Miniaturized Shock Waves Can Study Molecular Dynamics

September 04, 1998

CHAMPAIGN, Ill. -- A new procedure for investigating materials under extreme conditions using laser-driven shock waves has been developed at the University of Illinois. The miniature shock waves, safe and efficient, can be used to study fundamental processes at the molecular level.

"We have developed a versatile technique for generating and probing shock waves in virtually any material," said Dana Dlott, a U. of I. professor of chemistry. "Our technique opens the door for any research group equipped with a moderate-power, ultrafast laser system to study the effects of shock waves on complex systems of interest in chemistry, biology and medicine."

To generate their miniature shock waves at high repetition rates, Dlott, postdoctoral research associate Selezion Hambir and graduate student Jens Franken use a tabletop picosecond laser system and a special, multilayered shock array target.

First, the laser pulse - focused to an intense spot about 100 microns in diameter - is aimed at the thin outer layer of the target. This "shock generation" layer consists of an absorbing dye and an energetic binder. The molecules absorb the laser energy and explode, sending a shock wave through the sample below. The target is then moved slightly by a motorized platform and the process is repeated - at up to 100 times per second. The resulting shock waves, which have a duration of a few nanoseconds, are called "nanoshocks."
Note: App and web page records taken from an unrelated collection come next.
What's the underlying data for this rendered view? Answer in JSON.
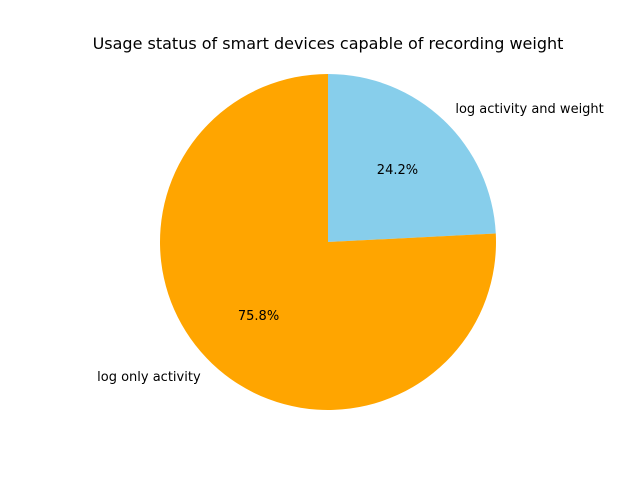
{
  "chart_data": {
    "type": "pie",
    "title": "Usage status of smart devices capable of recording weight",
    "slices": [
      {
        "label": "log activity and weight",
        "value": 24.2,
        "pct_label": "24.2%",
        "color": "#87CEEB"
      },
      {
        "label": "log only activity",
        "value": 75.8,
        "pct_label": "75.8%",
        "color": "#FFA500"
      }
    ],
    "start_angle_deg": 90,
    "direction": "clockwise"
  }
}
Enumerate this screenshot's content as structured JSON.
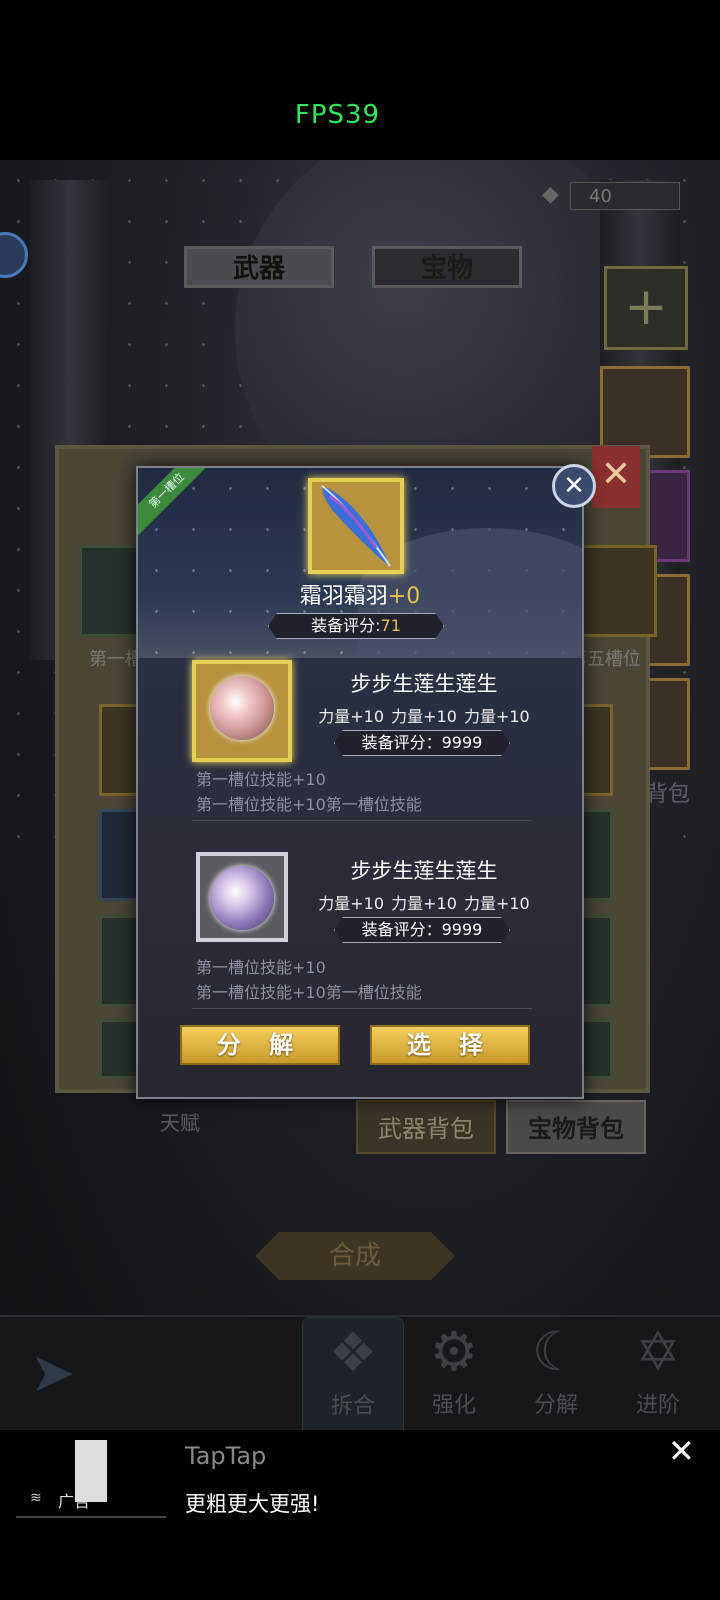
{
  "status": {
    "fps": "FPS39"
  },
  "game": {
    "crystal_count": "40",
    "tabs": [
      "武器",
      "宝物"
    ],
    "slot_labels": [
      "第一槽位",
      "第五槽位"
    ],
    "side_label": "背包",
    "bottom_tabs": {
      "talent": "天赋",
      "weapon_bag": "武器背包",
      "treasure_bag": "宝物背包"
    },
    "compose_button": "合成",
    "nav": [
      "拆合",
      "强化",
      "分解",
      "进阶"
    ]
  },
  "modal": {
    "ribbon": "第一槽位",
    "item_name": "霜羽霜羽",
    "item_plus": "+0",
    "item_score_label": "装备评分:",
    "item_score_value": "71",
    "gems": [
      {
        "name": "步步生莲生莲生",
        "stats": "力量+10  力量+10  力量+10",
        "score": "装备评分：9999",
        "skill1": "第一槽位技能+10",
        "skill2": "第一槽位技能+10第一槽位技能"
      },
      {
        "name": "步步生莲生莲生",
        "stats": "力量+10  力量+10  力量+10",
        "score": "装备评分：9999",
        "skill1": "第一槽位技能+10",
        "skill2": "第一槽位技能+10第一槽位技能"
      }
    ],
    "buttons": {
      "decompose": "分 解",
      "select": "选 择"
    }
  },
  "ad": {
    "badge": "广告",
    "title": "TapTap",
    "text": "更粗更大更强!"
  }
}
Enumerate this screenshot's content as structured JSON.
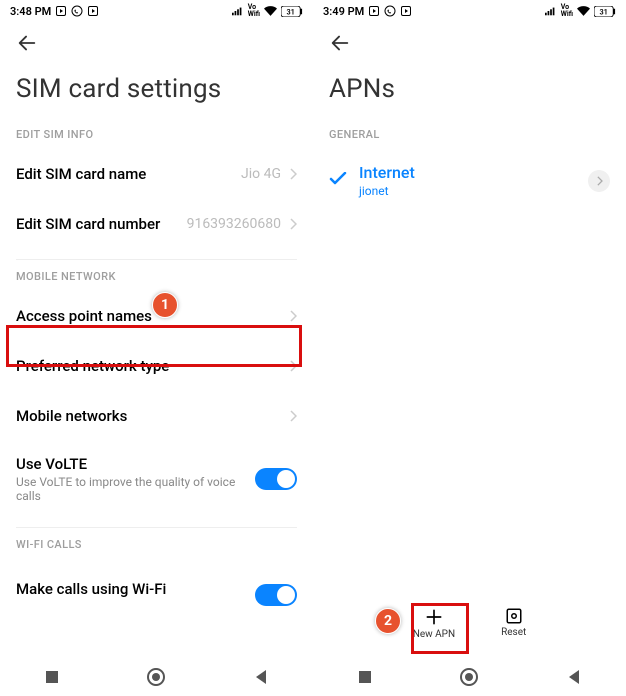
{
  "left": {
    "status": {
      "time": "3:48 PM",
      "battery": "31"
    },
    "title": "SIM card settings",
    "sections": {
      "edit_sim_info": {
        "header": "EDIT SIM INFO",
        "name_row": {
          "label": "Edit SIM card name",
          "value": "Jio 4G"
        },
        "number_row": {
          "label": "Edit SIM card number",
          "value": "916393260680"
        }
      },
      "mobile_network": {
        "header": "MOBILE NETWORK",
        "apn": {
          "label": "Access point names"
        },
        "pref": {
          "label": "Preferred network type"
        },
        "mobnet": {
          "label": "Mobile networks"
        },
        "volte": {
          "label": "Use VoLTE",
          "sub": "Use VoLTE to improve the quality of voice calls"
        }
      },
      "wifi_calls": {
        "header": "WI-FI CALLS",
        "wifi_call": {
          "label": "Make calls using Wi-Fi"
        }
      }
    }
  },
  "right": {
    "status": {
      "time": "3:49 PM",
      "battery": "31"
    },
    "title": "APNs",
    "general_header": "GENERAL",
    "apn": {
      "name": "Internet",
      "sub": "jionet"
    },
    "actions": {
      "new": "New APN",
      "reset": "Reset"
    }
  },
  "annotations": {
    "step1": "1",
    "step2": "2"
  }
}
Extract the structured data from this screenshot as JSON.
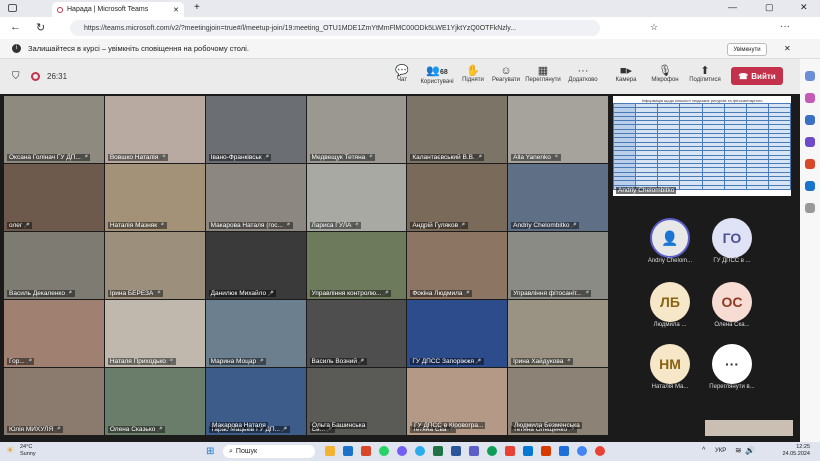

"With nanoshocks, a great deal of energy can be pumped into a sample in a very short time," Dlott said. "Nanoshock pulses can suddenly drive the material to extreme conditions of high pressure, high temperature or large mechanical deformation. These phenomena can then be probed by optical or vibrational spectroscopy, which allows molecular-level behavior to be investigated."

The ultrafast nature of the nanoshock technique makes it a powerful tool for studying the molecular dynamics of complex systems. For example, nanoshocks produce a very fast temperature jump that can initiate a thermochemical reaction. The shock wave rapidly compresses the sample, causing intense heating. Then, as the material springs back, it cools quickly on a subnanosecond time scale.

"It thus becomes possible to obtain spectra of materials that react or decompose too quickly to study by conventional means," Dlott said. "Large organic and biomolecular systems, which have never been studied at high temperatures and pressures, are now within reach."

Shock-wave experiments have typically been carried out at large facilities such as government or military laboratories, Dlott said. "Shocks are generated using explosive charges, gas-driven projectiles or high-energy lasers, but the repetition rate is low and the cost per shock is high. Our nanoshocks are relatively inexpensive and very easy to reproduce."The researchers described the new nanoshock technique at the American Chemical Society national meeting in Boston, Aug. 23-28.

###




University of Illinois at Urbana-Champaign

Related Laser Articles from Brightsurf:

Laser technology: New trick for infrared laser pulses
For a long time, scientists have been looking for simple methods to produce infrared laser pulses.

Sensors get a laser shape up
Laser writing breathes life into high-performance sensing platforms.

Laser-powered nanomotors chart their own course
The University of Tokyo introduced a system of gold nanorods that acts like a tiny light-driven motor, with its direction of motion is determined by the orientation of the motors.

What laser color do you like?
Researchers at the National Institute of Standards and Technology (NIST) and the University of Maryland have developed a microchip technology that can convert invisible near-infrared laser light into any one of a panoply of visible laser colors, including red, orange, yellow and green.

Laser technology: The Turbulence and the Comb
While the light of an ordinary laser only has one single, well-defined wavelength, a so-called ''frequency comb'' consists of different light frequencies, which are precisely arranged at regular distances, much like the teeth of a comb.

A laser for penetrating waves
The 'Landau-level laser' is an exciting concept for an unusual radiation source.

Laser light detects tumors
A team of researchers from Jena presents a groundbreaking new method for the rapid, gentle and reliable detection of tumors with laser light.

The first laser radio transmitter
For the first time, researchers at Harvard School of Engineering have used a laser as a radio transmitter and receiver, paving the way for towards ultra-high-speed Wi-Fi and new types of hybrid electronic-photonic devices.

The random anti-laser
Scientists at TU Wien have found a way to build the 'opposite' of a laser -- a device that absorbs a specific light wave perfectly.

Laser 'drill' sets a new world record in laser-driven electron acceleration
Combining a first laser pulse to heat up and 'drill' through a plasma, and another to accelerate electrons to incredibly high energies in just tens of centimeters, scientists have nearly doubled the previous record for laser-driven particle acceleration at Berkeley Lab's BELLA Center.

Read More: Laser News and Laser Current Events
Brightsurf.com is a participant in the Amazon Services LLC Associates Program, an affiliate advertising program designed to provide a means for sites to earn advertising fees by advertising and linking to Amazon.com.